[DATASET CONTENT Boundary: Start]

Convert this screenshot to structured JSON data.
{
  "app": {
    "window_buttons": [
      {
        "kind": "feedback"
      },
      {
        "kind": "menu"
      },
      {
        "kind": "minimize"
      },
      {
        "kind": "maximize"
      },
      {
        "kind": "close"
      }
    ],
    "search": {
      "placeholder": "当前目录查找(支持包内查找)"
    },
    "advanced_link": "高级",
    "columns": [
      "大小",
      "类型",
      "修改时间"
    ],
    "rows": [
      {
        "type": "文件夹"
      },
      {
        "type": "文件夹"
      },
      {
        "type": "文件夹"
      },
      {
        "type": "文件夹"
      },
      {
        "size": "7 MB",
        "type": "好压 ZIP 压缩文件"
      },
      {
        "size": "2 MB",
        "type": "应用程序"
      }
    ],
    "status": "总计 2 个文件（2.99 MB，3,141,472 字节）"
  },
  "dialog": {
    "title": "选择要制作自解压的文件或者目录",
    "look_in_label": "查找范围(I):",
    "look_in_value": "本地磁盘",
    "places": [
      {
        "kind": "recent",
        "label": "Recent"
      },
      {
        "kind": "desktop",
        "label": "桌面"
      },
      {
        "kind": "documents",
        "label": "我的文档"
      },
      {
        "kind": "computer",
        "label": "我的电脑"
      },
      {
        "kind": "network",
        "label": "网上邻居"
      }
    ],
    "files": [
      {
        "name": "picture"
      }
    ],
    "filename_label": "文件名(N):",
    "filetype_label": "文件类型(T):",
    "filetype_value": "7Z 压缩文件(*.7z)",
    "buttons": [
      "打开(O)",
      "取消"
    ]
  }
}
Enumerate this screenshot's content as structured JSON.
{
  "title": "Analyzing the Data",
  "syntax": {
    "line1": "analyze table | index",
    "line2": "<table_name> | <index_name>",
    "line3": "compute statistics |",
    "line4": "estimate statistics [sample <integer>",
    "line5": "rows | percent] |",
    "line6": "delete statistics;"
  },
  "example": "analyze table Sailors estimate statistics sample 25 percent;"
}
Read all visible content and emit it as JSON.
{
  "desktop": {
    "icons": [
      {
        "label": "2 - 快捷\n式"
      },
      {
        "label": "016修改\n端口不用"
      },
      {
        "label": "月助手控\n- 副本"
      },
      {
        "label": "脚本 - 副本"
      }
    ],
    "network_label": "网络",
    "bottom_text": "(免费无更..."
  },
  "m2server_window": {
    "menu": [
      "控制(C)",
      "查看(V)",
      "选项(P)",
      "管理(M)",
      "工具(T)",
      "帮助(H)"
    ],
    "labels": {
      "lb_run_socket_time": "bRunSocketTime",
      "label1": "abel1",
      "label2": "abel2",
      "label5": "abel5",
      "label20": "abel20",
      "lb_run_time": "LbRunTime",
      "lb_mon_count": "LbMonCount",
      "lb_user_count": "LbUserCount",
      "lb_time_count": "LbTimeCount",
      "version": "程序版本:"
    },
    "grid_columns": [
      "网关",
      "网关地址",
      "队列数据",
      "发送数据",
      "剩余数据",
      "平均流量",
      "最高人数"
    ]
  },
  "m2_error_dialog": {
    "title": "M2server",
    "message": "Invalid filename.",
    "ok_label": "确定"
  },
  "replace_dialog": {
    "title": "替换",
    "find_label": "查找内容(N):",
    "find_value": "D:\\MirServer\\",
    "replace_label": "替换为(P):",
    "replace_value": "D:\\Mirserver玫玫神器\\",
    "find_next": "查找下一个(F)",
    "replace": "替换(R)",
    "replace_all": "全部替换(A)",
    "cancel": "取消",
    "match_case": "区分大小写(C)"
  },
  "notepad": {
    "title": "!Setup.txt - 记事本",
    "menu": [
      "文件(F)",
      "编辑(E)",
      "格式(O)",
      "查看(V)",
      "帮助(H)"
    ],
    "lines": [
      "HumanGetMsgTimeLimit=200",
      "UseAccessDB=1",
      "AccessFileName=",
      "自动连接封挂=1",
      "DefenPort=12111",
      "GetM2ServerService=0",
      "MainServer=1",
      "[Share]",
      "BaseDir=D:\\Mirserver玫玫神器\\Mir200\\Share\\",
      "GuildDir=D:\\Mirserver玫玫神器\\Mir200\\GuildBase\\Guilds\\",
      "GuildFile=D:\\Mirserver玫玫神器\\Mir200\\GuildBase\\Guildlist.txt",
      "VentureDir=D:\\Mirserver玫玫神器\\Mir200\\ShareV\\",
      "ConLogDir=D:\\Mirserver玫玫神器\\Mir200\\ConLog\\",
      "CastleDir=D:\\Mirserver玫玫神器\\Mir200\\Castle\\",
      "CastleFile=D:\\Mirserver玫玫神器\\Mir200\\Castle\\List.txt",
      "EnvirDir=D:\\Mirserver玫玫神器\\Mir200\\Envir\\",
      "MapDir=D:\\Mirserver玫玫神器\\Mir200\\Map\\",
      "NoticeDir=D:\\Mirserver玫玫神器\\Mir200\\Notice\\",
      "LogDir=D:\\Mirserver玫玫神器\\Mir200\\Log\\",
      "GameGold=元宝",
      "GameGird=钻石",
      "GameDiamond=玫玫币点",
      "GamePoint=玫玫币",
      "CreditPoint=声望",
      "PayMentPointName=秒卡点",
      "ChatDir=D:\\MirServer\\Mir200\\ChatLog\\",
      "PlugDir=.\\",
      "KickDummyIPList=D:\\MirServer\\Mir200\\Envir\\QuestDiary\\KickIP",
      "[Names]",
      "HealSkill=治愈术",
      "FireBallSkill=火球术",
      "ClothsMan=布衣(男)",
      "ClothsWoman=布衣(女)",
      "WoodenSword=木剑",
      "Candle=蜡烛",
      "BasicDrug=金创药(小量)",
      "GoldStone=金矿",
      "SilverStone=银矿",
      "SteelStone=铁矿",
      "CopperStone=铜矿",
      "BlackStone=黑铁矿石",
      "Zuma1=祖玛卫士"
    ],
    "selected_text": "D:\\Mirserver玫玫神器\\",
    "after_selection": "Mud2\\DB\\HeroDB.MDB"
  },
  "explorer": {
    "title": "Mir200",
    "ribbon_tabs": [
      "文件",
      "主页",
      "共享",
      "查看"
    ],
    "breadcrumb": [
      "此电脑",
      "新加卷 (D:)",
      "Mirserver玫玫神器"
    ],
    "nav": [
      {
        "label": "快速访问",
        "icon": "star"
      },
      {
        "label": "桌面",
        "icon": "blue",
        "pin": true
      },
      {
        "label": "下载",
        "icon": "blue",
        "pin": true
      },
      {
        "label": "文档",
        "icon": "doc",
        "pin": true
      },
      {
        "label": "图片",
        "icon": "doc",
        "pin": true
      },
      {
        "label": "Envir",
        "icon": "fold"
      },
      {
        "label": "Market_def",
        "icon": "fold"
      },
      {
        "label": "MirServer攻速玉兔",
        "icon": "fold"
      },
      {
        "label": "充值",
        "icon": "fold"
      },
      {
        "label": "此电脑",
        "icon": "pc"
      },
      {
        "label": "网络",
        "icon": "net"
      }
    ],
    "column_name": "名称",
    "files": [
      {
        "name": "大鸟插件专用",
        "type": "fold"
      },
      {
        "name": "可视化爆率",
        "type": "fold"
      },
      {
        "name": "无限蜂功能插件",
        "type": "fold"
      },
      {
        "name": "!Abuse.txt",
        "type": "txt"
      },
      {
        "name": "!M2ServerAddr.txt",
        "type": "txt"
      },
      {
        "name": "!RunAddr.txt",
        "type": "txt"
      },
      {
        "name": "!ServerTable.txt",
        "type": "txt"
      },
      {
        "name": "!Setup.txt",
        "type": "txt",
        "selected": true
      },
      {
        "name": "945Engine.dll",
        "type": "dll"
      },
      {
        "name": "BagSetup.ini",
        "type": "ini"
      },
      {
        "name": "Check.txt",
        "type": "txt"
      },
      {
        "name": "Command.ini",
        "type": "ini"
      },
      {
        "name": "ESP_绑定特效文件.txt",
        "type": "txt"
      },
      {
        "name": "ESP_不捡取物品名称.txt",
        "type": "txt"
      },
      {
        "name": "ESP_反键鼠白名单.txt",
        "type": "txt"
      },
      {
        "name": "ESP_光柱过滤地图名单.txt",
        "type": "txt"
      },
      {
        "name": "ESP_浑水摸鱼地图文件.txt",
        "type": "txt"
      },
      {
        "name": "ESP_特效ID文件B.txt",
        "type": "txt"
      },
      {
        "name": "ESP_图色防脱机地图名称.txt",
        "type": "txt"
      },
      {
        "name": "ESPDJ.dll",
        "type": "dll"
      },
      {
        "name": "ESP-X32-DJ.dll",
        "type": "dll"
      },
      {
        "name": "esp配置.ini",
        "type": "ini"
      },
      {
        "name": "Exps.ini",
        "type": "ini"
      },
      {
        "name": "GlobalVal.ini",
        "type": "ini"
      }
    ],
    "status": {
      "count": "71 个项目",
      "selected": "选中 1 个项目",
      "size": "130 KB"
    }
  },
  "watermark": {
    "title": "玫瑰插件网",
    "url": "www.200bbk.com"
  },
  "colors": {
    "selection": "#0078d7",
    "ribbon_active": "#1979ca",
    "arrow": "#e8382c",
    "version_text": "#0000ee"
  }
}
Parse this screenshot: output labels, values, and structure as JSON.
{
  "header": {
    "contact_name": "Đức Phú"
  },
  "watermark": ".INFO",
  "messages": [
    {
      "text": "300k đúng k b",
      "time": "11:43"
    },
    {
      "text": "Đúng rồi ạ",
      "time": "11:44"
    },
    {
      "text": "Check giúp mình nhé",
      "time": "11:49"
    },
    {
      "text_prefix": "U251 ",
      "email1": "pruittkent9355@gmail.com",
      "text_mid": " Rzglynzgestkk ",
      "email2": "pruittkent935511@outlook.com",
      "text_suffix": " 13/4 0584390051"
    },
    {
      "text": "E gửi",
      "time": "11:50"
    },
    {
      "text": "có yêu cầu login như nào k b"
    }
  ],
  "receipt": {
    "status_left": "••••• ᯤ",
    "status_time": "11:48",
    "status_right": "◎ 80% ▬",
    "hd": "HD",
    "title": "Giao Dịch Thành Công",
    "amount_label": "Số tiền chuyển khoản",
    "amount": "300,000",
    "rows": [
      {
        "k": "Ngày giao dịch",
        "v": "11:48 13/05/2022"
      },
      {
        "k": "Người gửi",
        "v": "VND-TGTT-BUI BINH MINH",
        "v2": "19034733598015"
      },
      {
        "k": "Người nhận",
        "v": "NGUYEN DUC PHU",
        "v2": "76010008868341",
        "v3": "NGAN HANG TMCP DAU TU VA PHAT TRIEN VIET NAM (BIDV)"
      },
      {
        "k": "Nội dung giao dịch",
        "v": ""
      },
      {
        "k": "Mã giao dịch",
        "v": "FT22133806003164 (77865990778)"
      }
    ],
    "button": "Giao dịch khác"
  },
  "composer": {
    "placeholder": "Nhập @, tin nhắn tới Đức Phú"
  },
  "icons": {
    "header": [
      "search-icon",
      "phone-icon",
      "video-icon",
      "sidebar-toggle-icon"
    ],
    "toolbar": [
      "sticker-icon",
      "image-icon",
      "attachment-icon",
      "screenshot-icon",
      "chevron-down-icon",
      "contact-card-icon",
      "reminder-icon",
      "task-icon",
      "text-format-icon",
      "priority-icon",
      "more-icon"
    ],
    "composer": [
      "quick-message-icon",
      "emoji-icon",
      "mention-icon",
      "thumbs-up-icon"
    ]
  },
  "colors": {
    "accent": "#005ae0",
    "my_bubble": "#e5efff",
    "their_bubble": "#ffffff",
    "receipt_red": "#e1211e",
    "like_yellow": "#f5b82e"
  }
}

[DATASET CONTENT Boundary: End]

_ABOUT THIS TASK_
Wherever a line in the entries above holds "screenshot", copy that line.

_RESULT OF THE EXERCISE_
Convert this screenshot to structured JSON data.
Enumerate this screenshot's content as structured JSON.
Parse this screenshot: output labels, values, and structure as JSON.
      "screenshot-icon",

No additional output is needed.